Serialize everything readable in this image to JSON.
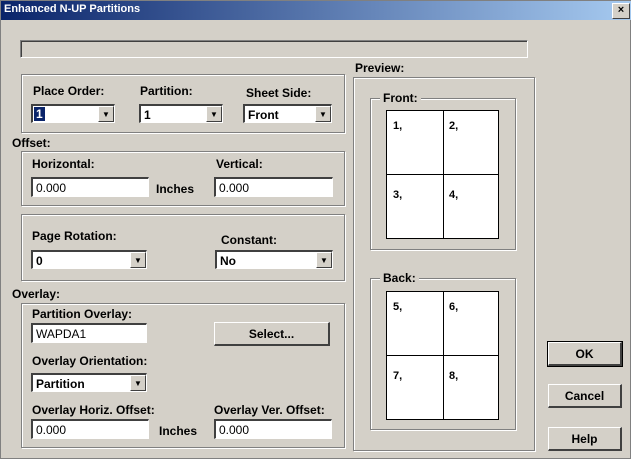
{
  "window": {
    "title": "Enhanced N-UP Partitions",
    "close_label": "×"
  },
  "order_group": {
    "place_order_label": "Place Order:",
    "place_order_value": "1",
    "partition_label": "Partition:",
    "partition_value": "1",
    "sheet_side_label": "Sheet Side:",
    "sheet_side_value": "Front"
  },
  "offset": {
    "section_label": "Offset:",
    "horizontal_label": "Horizontal:",
    "horizontal_value": "0.000",
    "units_label": "Inches",
    "vertical_label": "Vertical:",
    "vertical_value": "0.000"
  },
  "rotation_group": {
    "page_rotation_label": "Page Rotation:",
    "page_rotation_value": "0",
    "constant_label": "Constant:",
    "constant_value": "No"
  },
  "overlay": {
    "section_label": "Overlay:",
    "partition_overlay_label": "Partition Overlay:",
    "partition_overlay_value": "WAPDA1",
    "select_button": "Select...",
    "orientation_label": "Overlay Orientation:",
    "orientation_value": "Partition",
    "horiz_offset_label": "Overlay Horiz. Offset:",
    "horiz_offset_value": "0.000",
    "units_label": "Inches",
    "ver_offset_label": "Overlay Ver. Offset:",
    "ver_offset_value": "0.000"
  },
  "preview": {
    "label": "Preview:",
    "front_label": "Front:",
    "front_cells": [
      "1,",
      "2,",
      "3,",
      "4,"
    ],
    "back_label": "Back:",
    "back_cells": [
      "5,",
      "6,",
      "7,",
      "8,"
    ]
  },
  "buttons": {
    "ok": "OK",
    "cancel": "Cancel",
    "help": "Help"
  },
  "icons": {
    "dropdown": "chevron-down-icon",
    "close": "close-icon"
  }
}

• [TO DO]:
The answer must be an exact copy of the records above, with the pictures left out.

• [YOUR RESPONSE]:
Serialize everything readable in this image to JSON.
{
  "window": {
    "title": "Enhanced N-UP Partitions",
    "close_label": "×"
  },
  "order_group": {
    "place_order_label": "Place Order:",
    "place_order_value": "1",
    "partition_label": "Partition:",
    "partition_value": "1",
    "sheet_side_label": "Sheet Side:",
    "sheet_side_value": "Front"
  },
  "offset": {
    "section_label": "Offset:",
    "horizontal_label": "Horizontal:",
    "horizontal_value": "0.000",
    "units_label": "Inches",
    "vertical_label": "Vertical:",
    "vertical_value": "0.000"
  },
  "rotation_group": {
    "page_rotation_label": "Page Rotation:",
    "page_rotation_value": "0",
    "constant_label": "Constant:",
    "constant_value": "No"
  },
  "overlay": {
    "section_label": "Overlay:",
    "partition_overlay_label": "Partition Overlay:",
    "partition_overlay_value": "WAPDA1",
    "select_button": "Select...",
    "orientation_label": "Overlay Orientation:",
    "orientation_value": "Partition",
    "horiz_offset_label": "Overlay Horiz. Offset:",
    "horiz_offset_value": "0.000",
    "units_label": "Inches",
    "ver_offset_label": "Overlay Ver. Offset:",
    "ver_offset_value": "0.000"
  },
  "preview": {
    "label": "Preview:",
    "front_label": "Front:",
    "front_cells": [
      "1,",
      "2,",
      "3,",
      "4,"
    ],
    "back_label": "Back:",
    "back_cells": [
      "5,",
      "6,",
      "7,",
      "8,"
    ]
  },
  "buttons": {
    "ok": "OK",
    "cancel": "Cancel",
    "help": "Help"
  },
  "icons": {
    "dropdown": "chevron-down-icon",
    "close": "close-icon"
  }
}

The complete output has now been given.